What do you do when you feel that your career may be flushing down the drain? Hit the Internet sites with an updated resume—after all, everyone knows that there are zillions of jobs posted, right?
Start calculating how much time you’ve accrued when the ax falls—with accumulated sick and vacation time, the company is bound to give you some severance.
How about calling Dr. Laura—she’s capable so summing up your situation in a nanosecond.
Here’s another way—look in the mirror and have a serious chat with you.
A few weeks ago, I got an email from an executive with a publicly held company. She had followed several of my columns and wrote that her business life was not so good. In the last few years, she’s found that she no longer speaks up at meetings, that her leadership skills are tarnishing and that she doesn’t have any faith in herself. She seriously wondered how long she would be able to stay employed.
After some coaching via email, I encouraged her to get my book, The Confidence Factor—Cosmic Gooses Lay Golden Eggs. Two weeks ago, I got this email. With her permission, I’m sharing it with you—
Well, I got your book as you recommended and I read it. This week, it was the first thing I would do every morning from 6 to 8 before I would start work. I also used the book for journaling thoughts and ideas about what I was going through right now. I really enjoyed reading the stories and the specific points you made really hit home. Here are the actions I have either already started to take or that I am planning to take:
Surround myself with people I respect and are positive. Mentally reinforce all my good qualities and make sure I show those qualities to others every day.
Admit it when I have failed and move on. Be smarter the next time.
Do more things to impress myself and don’t worry about the need to impress others so they will like me more.
I don’t need to be in control of everything all the time.
Realized that sometimes when people act like they really don’t get what I just said, it doesn’t make me wrong. It could be because they are not ready to hear what I have to say.
Make a list of my accomplishments and the best experiences I have had in life so far.
Treat others in a way that helps them to feel better about themselves.
A week after I got the above email, another arrived. My writer continued—
I wanted to let you know that I did very well in a meeting yesterday. I didn’t hold back my comments and opinions. It was a very important meeting (the future of our department) and I was pleased with the outcome. At one point, I expressed an opinion that no one agreed with. I laughed and said to myself, ‘Well, at least I helped them become very clear about what they don’t want.’
Before the meeting, I was still nervous and almost avoided attending. I still have much work to do before I regain my confidence, but at least I am on my way.
Confidence is the power to create the regard, the appreciation, the caring that you have for you.
In a word, confidence is the reputation that you have for you. It’s not genetic; it rarely comes from having the ideal environment.
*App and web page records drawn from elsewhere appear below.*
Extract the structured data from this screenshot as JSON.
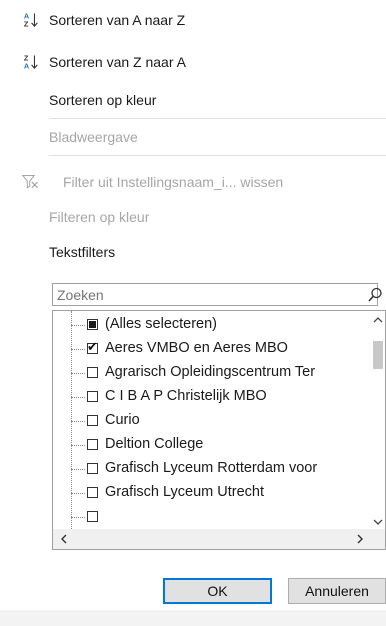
{
  "menu": {
    "sort_az": "Sorteren van A naar Z",
    "sort_za": "Sorteren van Z naar A",
    "sort_color": "Sorteren op kleur",
    "sheet_view": "Bladweergave",
    "clear_filter": "Filter uit Instellingsnaam_i... wissen",
    "filter_color": "Filteren op kleur",
    "text_filters": "Tekstfilters"
  },
  "search": {
    "placeholder": "Zoeken"
  },
  "list": {
    "items": [
      {
        "label": "(Alles selecteren)",
        "state": "indeterminate"
      },
      {
        "label": "Aeres VMBO en Aeres MBO",
        "state": "checked"
      },
      {
        "label": "Agrarisch Opleidingscentrum Ter",
        "state": "unchecked"
      },
      {
        "label": "C I B A P Christelijk MBO",
        "state": "unchecked"
      },
      {
        "label": "Curio",
        "state": "unchecked"
      },
      {
        "label": "Deltion College",
        "state": "unchecked"
      },
      {
        "label": "Grafisch Lyceum Rotterdam voor",
        "state": "unchecked"
      },
      {
        "label": "Grafisch Lyceum Utrecht",
        "state": "unchecked"
      }
    ]
  },
  "buttons": {
    "ok": "OK",
    "cancel": "Annuleren"
  },
  "icons": {
    "sort_az": "sort-ascending-icon",
    "sort_za": "sort-descending-icon",
    "clear_filter": "clear-filter-icon",
    "search": "search-icon"
  }
}
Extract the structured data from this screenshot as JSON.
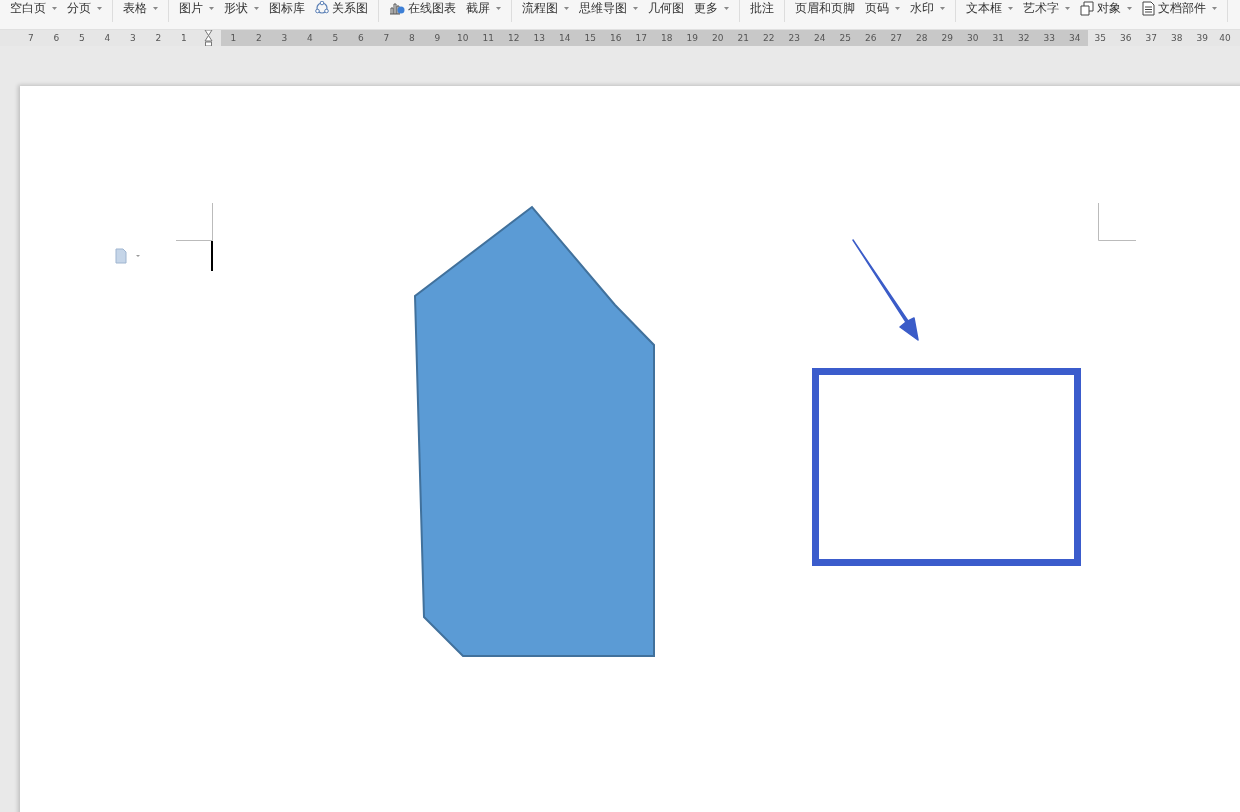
{
  "toolbar": {
    "groups": [
      {
        "items": [
          {
            "label": "空白页",
            "dropdown": true,
            "kind": "text"
          },
          {
            "label": "分页",
            "dropdown": true,
            "kind": "text"
          }
        ]
      },
      {
        "items": [
          {
            "label": "表格",
            "dropdown": true,
            "kind": "text"
          }
        ]
      },
      {
        "items": [
          {
            "label": "图片",
            "dropdown": true,
            "kind": "text"
          },
          {
            "label": "形状",
            "dropdown": true,
            "kind": "text"
          },
          {
            "label": "图标库",
            "dropdown": false,
            "kind": "text"
          },
          {
            "label": "关系图",
            "dropdown": false,
            "kind": "relation"
          }
        ]
      },
      {
        "items": [
          {
            "label": "在线图表",
            "dropdown": false,
            "kind": "chart"
          },
          {
            "label": "截屏",
            "dropdown": true,
            "kind": "text"
          }
        ]
      },
      {
        "items": [
          {
            "label": "流程图",
            "dropdown": true,
            "kind": "text"
          },
          {
            "label": "思维导图",
            "dropdown": true,
            "kind": "text"
          },
          {
            "label": "几何图",
            "dropdown": false,
            "kind": "text"
          },
          {
            "label": "更多",
            "dropdown": true,
            "kind": "text"
          }
        ]
      },
      {
        "items": [
          {
            "label": "批注",
            "dropdown": false,
            "kind": "text"
          }
        ]
      },
      {
        "items": [
          {
            "label": "页眉和页脚",
            "dropdown": false,
            "kind": "text"
          },
          {
            "label": "页码",
            "dropdown": true,
            "kind": "text"
          },
          {
            "label": "水印",
            "dropdown": true,
            "kind": "text"
          }
        ]
      },
      {
        "items": [
          {
            "label": "文本框",
            "dropdown": true,
            "kind": "text"
          },
          {
            "label": "艺术字",
            "dropdown": true,
            "kind": "text"
          },
          {
            "label": "对象",
            "dropdown": true,
            "kind": "object"
          },
          {
            "label": "文档部件",
            "dropdown": true,
            "kind": "document"
          }
        ]
      }
    ]
  },
  "ruler": {
    "left_numbers": [
      "7",
      "6",
      "5",
      "4",
      "3",
      "2",
      "1"
    ],
    "right_numbers": [
      "1",
      "2",
      "3",
      "4",
      "5",
      "6",
      "7",
      "8",
      "9",
      "10",
      "11",
      "12",
      "13",
      "14",
      "15",
      "16",
      "17",
      "18",
      "19",
      "20",
      "21",
      "22",
      "23",
      "24",
      "25",
      "26",
      "27",
      "28",
      "29",
      "30",
      "31",
      "32",
      "33",
      "34",
      "35",
      "36",
      "37",
      "38",
      "39",
      "40"
    ]
  }
}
It comes for the school of hard knocks, Life 101, making mistakes, and failing (and getting back up). It comes from living, not hiding in the shadows when problems and negative events surface and the ability and willingness to look in the mirror and be honest with yourself.